The lavish, post-WWI England dining scenes in the PBS television series Downton Abbey appeal to chef Chip Roman of Blackfish restaurant in Conshohocken. He also happens to be a history buff.
Blackfish will re-create a luxurious dinner party typically enjoyed by the Crawley clan on Sunday, Feb. 24, the week after the finale of Season 3. It also will be reprised Monday, Feb. 25. <canceled
In the spirit of Roman's Titanic-last-meal he served last April, this repast will be a blow-out: seven refined courses, to be introduced by an amuse-bouche and concluding with petits fours. Plates speak to the aristocratic palate, with delicacies of the sea, a luscious soup, fowl and wild game that would be routinely hunted on the grounds of the real-life Highclere Castle that is the stand-in for Downton Abbey itself. “
The dinner will cost $100 per person, plus tax and gratuity. Reservations are required. Open seating begins at 4:30PM and will continue to 10PM. Tables will be sat at intervals to ensure adequate timing and spacing of service.

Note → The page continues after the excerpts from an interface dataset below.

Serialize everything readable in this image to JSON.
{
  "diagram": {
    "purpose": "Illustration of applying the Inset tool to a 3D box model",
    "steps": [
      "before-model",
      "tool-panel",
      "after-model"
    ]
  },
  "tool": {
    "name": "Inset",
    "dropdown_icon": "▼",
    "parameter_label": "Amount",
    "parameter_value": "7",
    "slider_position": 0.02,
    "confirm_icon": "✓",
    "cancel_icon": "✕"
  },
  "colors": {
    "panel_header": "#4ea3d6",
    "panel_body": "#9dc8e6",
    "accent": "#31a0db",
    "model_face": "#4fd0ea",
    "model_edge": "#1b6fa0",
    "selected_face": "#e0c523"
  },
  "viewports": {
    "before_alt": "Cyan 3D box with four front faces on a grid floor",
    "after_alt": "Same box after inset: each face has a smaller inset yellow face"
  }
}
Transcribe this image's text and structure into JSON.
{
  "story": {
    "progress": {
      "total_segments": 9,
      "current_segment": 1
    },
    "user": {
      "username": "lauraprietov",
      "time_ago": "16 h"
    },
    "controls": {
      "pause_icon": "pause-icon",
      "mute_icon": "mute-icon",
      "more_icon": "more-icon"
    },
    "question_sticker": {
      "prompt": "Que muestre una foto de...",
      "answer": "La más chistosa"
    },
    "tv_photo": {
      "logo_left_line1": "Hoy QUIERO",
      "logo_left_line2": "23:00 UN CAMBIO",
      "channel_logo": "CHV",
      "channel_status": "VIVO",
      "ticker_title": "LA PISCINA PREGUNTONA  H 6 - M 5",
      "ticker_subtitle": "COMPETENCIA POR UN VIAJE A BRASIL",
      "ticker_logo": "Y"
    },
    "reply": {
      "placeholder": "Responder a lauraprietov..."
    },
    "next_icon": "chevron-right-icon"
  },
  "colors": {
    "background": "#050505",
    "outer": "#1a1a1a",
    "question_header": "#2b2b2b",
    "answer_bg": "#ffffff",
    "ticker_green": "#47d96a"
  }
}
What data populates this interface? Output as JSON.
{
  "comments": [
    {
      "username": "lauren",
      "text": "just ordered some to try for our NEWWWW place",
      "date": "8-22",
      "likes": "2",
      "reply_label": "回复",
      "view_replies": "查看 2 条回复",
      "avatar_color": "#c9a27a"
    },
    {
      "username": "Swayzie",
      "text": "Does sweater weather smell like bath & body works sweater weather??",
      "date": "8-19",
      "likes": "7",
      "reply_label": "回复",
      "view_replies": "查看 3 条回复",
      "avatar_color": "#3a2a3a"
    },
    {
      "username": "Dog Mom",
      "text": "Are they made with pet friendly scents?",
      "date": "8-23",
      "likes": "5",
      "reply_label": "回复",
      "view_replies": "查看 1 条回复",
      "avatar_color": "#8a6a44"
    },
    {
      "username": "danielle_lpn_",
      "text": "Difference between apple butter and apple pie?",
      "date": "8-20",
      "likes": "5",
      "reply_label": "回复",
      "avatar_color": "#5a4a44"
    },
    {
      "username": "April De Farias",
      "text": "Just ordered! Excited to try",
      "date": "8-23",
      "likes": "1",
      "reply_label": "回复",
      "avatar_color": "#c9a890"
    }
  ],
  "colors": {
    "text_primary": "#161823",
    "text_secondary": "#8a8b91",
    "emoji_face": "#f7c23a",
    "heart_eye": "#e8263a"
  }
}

Diners are encouraged (but not required) to dress formally or as if they were guests at a Downton Abbey function. The restaurant has a BYOB policy, so guests can utilize the menu below when considering beverage pairings.
Downton Abbey Dinner
Sunday, Feb. 24, 2013
Salmon toast with mustard butter and chervil
Cape May salt oysters with brook trout roe and champagne vinaigrette
Mrs. Patmore’s London Particular
Sweet pea velouté with country ham and crème fraîche
Blue crab galette with Belgian endive and foie gras
Roasted quail with frisée, lardons, fondant potatoes and Madeira jus
Slow roasted wild venison with sweet potato, cardoons, juniper, and quince
Cheese selection served family style
Floating island with crème anglaise and raspberry coulis
*Menu subject to change at the Chef’s discretion due to availability of ingredients*
Each great house—Downton Abbey included—was expected to throw at least one great garden party a year, preferably in August or September. Invitations were sent by the hostess weeks in advance, with the promise of tennis, croquet, or other amusements. If there was to be dancing at night, it was either done in a tent or under the moonlight on the lawn, perhaps illuminated by Chinese lanterns.